Two-thirds of men in Britain say they would rather die five to ten years early than give up meat, according to a new survey.
More than one in ten said giving up meat would make them feel less masculine, and a third said they believed humans were meant to eat meat – compared to one-quarter of the women surveyed.
The survey of 2,000 people, conducted by OnePoll for the charity campaign No Meat May, found both men and women viewed diets that excluded meat as more feminine.
More than one in 20 men surveyed also said they would rather go to jail than stop eating meat, rising to 11% for those aged 25-34.
However the survey found that many men and women would consider a plant-based diet in exchange for certain health benefits.
A total 18% of men surveyed said they would stop eating meat if it improved their sexual performance and 35% if it improved their health.
The survey also found increasing numbers of young people following meat-free diets, in a trend that has been eagerly adopted by British supermarket and popular food chains chains in recent years.
Around half of Brits surveyed said they have at least one female friend who is vegetarian or vegan compared to 38% who have a male friend following the diets.
For those aged over 65, that reduces to just 15% who have a vegetarian male friend, and 6% who know a man following a vegan diet.
Women told the survey that health implications were the main reasons they would consider switching to a vegetarian or vegan diet.
A total 38% said they would stop eating meat if it improved their health, 36% if it reduced their chance of developing certain cancers, and 33% if they lost a stone or more in weight.
While 76% of people surveyed said they cared about the environment, just 26% would stop eating meat to reduce their environmental impact.
And a staggering 39% said they would prefer not to date a vegan.
Women were less likely than men to date a vegan – with 39% telling the survey they would prefer not to have a partner who followed a plant-based diet, compared to 37% of men.
People of both genders aged 25 – 44 are also far less likely to date a vegan than those of other age groups, with 54% of 25 – 34 year olds and 46% of 35 – 44 year olds saying they would prefer not to, according to the survey.
That compared to 27% of those aged over 65 – as older generations appeared to be more open to dating vegans despite being less likely to follow the diet themselves.
More than 100,000 people globally are expected to take part in No Meat May, which encourages people to try eliminating it from their diets for 31 days for health, environmental and social reasons.

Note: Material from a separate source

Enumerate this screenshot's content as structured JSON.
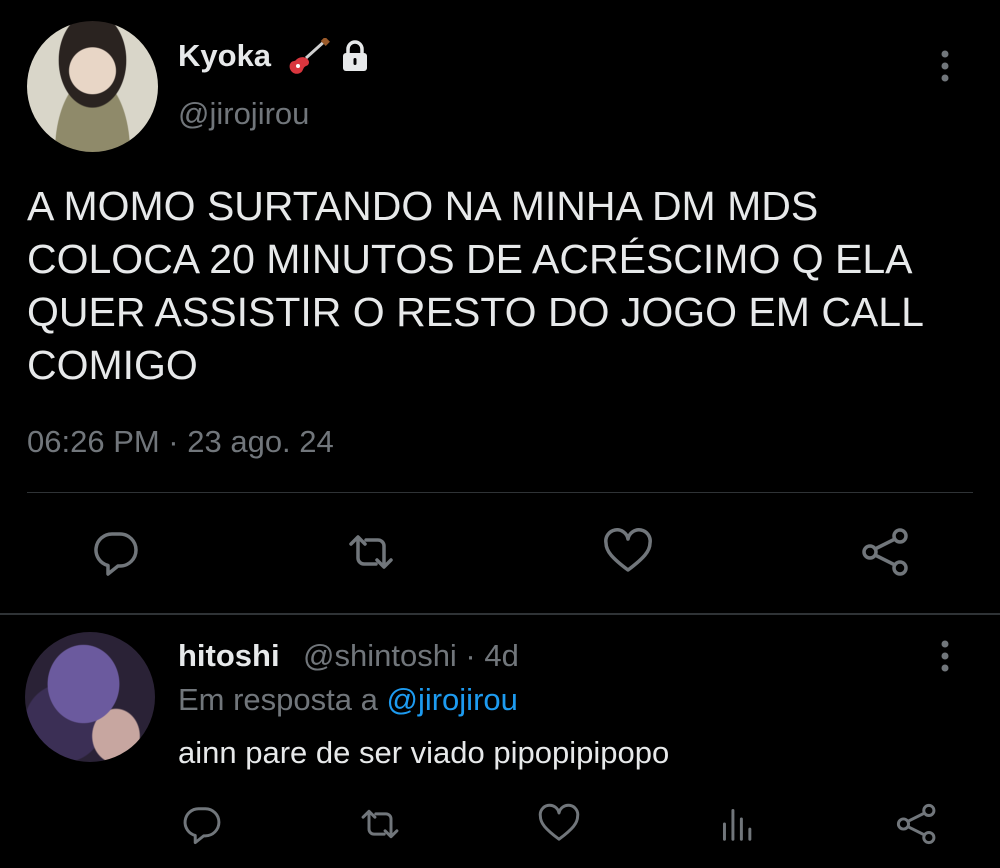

The campaign charity noted around 90% of sign-ups this year are women, emphasising a “major disparity between the sexes in their attitudes towards adopting a meat-free diet. “
Dr Shireen Kassam, founder of Plant Based Health Professionals UK, added: ‘This survey highlights a real disconnect between the science and public attitudes relating to meat consumption.
“Given that eating meat, particularly red and processed meat, is a leading risk factor for some of our commonest chronic illnesses, it is quite alarming to learn how entrenched some myths and beliefs about a vegan diet actually are.
“This is undoubtedly a result of decades of effective marketing and PR by the meat industry.”